  1. This is old news (as in “many years” old). Law schools, as you say yourself, have been increasing scholarship money for the last ten years, particularly private schools that have to compete against smaller state school tuitions (though state schools now offer substantial scholarships as well). Bargaining over scholarship money has been a fact of life in law school for a long time, and is not a new phenomenon.

    It also always has been the case that good students can apply to law school late in the summer, after the application deadline has passed, and still be admitted. Schools want to admit the best students and find a way to make room for them whenever they apply. Schools don’t advertise this, of course, because there is no need to. Smart people figure it out on their own, and smart people are the only ones who have leverage late in the admissions game.

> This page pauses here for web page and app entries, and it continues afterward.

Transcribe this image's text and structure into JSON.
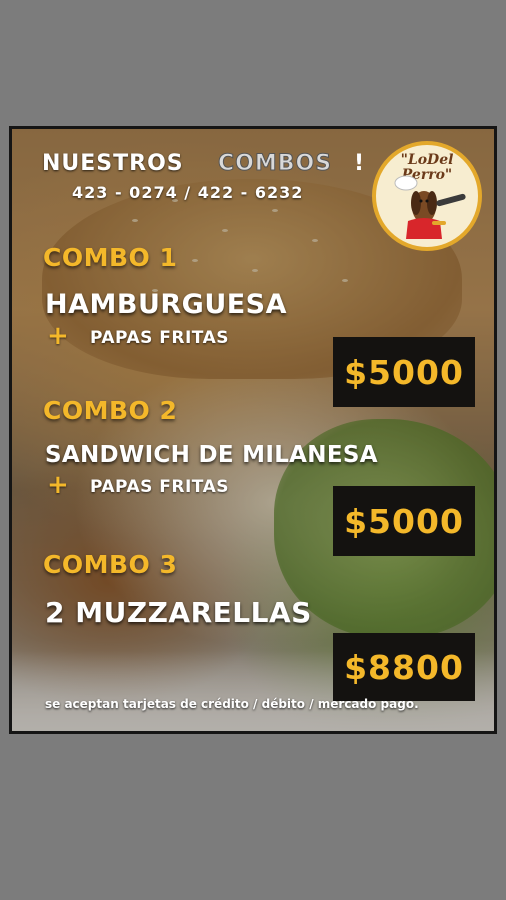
{
  "header": {
    "title_part1": "NUESTROS",
    "title_part2": "COMBOS",
    "title_excl": "!",
    "phones": "423 - 0274 / 422 - 6232"
  },
  "logo": {
    "line1": "\"LoDel",
    "line2": "Perro\""
  },
  "combos": [
    {
      "label": "COMBO 1",
      "item": "HAMBURGUESA",
      "extra_symbol": "+",
      "extra": "PAPAS FRITAS",
      "price": "$5000"
    },
    {
      "label": "COMBO 2",
      "item": "SANDWICH DE MILANESA",
      "extra_symbol": "+",
      "extra": "PAPAS FRITAS",
      "price": "$5000"
    },
    {
      "label": "COMBO 3",
      "item": "2 MUZZARELLAS",
      "price": "$8800"
    }
  ],
  "footer": "se aceptan tarjetas de crédito / débito / mercado pago.",
  "colors": {
    "accent": "#f4b82a",
    "price_bg": "#141210",
    "background": "#7c7c7c"
  }
}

    Also, the fact that the applicant pool is shrinking does not mean, as you say, that “ultimately” this means “fewer high-scoring participants” (at least significantly fewer). For this to be true the drop in applicants would have to be uniform across all admission index categories, and it is not. This is understandable. High-scoring applicants still can expect to do well in law school (as opposed to just get a law degree), and people who do well in law school have opportunities. It is true that there are fewer opportunities for those graduating in the bottom of the class than there used to be, but this is true for all of education. It’s always seemed strange to me that law school applicants think admission to law school necessarily entails guaranteed, high-level employment. In law, as in life generally, you pay your money and take your chances. The non-native born members of the law school applicant pool seem to understand this point much better than the home grown ones. I suppose it always has been that way in this Country.

    As for the drop in the UB applicant pool, you’d need to wait for a pattern. Large one year drops are not uncommon in law school admissions, particularly in volatile times, but often they are statistical anomalies and not harbingers of long term trends. Without knowing how many people apply to UB, I’m confident the School does not lack for qualified applicants, and that the size of its applicant pool will stabilize at a more than large enough number. The next time that doesn’t happen will be the first time. The law school applicant pool needed some market correction anyway. It was far more bloated than was healthy.

    The Wall Street Journal and New York Times have been pretty far behind the curve in their stories about the changing nature of legal education and the legal profession, and often way off base even when they’re timely. There are much better places to do “research.”